# [Work item]
Which lines in the entries below contain the string "žene"? Show each of them in full.

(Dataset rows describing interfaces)
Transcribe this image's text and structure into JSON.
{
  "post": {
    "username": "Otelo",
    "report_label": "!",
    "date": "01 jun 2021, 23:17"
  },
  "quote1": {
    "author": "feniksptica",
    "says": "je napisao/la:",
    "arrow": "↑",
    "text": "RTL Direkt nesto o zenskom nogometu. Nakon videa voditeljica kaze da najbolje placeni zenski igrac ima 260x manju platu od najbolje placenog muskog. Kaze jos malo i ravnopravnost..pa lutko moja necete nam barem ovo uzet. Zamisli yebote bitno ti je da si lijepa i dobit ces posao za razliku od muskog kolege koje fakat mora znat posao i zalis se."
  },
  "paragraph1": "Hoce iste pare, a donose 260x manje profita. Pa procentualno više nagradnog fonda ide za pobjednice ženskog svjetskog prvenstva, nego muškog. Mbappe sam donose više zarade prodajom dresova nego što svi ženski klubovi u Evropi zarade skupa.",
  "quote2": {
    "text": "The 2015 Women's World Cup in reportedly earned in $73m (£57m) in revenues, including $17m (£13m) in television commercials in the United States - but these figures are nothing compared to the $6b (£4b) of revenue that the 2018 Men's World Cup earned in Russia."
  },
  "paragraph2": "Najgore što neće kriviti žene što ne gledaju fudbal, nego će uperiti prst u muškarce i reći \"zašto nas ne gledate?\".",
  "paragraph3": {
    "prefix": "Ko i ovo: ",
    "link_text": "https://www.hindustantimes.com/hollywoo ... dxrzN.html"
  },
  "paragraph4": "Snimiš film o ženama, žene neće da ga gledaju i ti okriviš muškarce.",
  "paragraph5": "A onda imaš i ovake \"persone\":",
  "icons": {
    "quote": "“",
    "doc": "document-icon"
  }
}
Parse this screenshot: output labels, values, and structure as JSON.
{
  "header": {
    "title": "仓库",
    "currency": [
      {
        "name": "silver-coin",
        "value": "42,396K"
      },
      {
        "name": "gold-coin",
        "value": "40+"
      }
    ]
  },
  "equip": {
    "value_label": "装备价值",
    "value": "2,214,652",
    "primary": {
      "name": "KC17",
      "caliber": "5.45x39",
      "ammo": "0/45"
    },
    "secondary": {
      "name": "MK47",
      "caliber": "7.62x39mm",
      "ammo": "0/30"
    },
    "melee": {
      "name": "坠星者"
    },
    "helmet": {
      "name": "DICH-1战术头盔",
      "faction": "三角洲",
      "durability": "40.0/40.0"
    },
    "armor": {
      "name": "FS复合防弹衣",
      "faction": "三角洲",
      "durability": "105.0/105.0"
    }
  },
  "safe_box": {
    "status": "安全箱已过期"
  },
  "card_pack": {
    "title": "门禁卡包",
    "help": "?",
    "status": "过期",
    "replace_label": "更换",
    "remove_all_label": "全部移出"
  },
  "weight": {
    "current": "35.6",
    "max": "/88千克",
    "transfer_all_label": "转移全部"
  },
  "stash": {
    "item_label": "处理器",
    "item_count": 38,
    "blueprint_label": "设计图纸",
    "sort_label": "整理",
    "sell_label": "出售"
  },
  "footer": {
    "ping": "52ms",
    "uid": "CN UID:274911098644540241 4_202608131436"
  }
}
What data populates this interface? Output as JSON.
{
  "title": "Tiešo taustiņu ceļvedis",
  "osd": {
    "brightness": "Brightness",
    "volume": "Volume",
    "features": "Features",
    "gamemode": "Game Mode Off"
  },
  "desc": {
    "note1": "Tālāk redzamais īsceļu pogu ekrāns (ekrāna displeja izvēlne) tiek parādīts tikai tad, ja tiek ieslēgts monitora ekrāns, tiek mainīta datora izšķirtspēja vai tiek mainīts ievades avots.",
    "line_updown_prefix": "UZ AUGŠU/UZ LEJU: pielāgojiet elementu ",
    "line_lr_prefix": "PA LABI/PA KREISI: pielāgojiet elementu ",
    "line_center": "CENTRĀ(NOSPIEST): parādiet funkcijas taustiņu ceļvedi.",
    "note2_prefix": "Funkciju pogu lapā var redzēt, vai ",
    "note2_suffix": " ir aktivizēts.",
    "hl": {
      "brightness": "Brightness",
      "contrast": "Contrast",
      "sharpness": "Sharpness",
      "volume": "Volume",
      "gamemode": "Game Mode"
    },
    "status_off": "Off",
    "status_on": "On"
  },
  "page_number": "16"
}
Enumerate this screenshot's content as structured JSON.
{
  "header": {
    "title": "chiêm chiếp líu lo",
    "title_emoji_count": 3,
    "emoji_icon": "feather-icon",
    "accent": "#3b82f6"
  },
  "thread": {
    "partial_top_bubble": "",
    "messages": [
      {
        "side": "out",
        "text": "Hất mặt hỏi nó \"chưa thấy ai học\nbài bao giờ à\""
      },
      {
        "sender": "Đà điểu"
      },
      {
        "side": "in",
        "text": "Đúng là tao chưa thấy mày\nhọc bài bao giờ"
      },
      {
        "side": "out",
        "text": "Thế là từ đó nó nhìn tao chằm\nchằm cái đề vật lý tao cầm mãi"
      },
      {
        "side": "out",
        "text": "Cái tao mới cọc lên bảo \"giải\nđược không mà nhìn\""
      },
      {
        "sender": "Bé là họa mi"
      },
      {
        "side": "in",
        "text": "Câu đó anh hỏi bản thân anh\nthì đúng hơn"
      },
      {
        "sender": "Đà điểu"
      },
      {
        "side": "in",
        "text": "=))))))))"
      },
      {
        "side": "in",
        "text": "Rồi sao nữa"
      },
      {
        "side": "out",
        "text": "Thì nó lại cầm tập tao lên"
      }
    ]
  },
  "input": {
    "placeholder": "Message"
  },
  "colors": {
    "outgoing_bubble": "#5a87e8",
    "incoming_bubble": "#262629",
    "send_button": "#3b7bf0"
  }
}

# [Expected answer]
  "paragraph2": "Najgore što neće kriviti žene što ne gledaju fudbal, nego će uperiti prst u muškarce i reći \"zašto nas ne gledate?\".",
  "paragraph4": "Snimiš film o ženama, žene neće da ga gledaju i ti okriviš muškarce.",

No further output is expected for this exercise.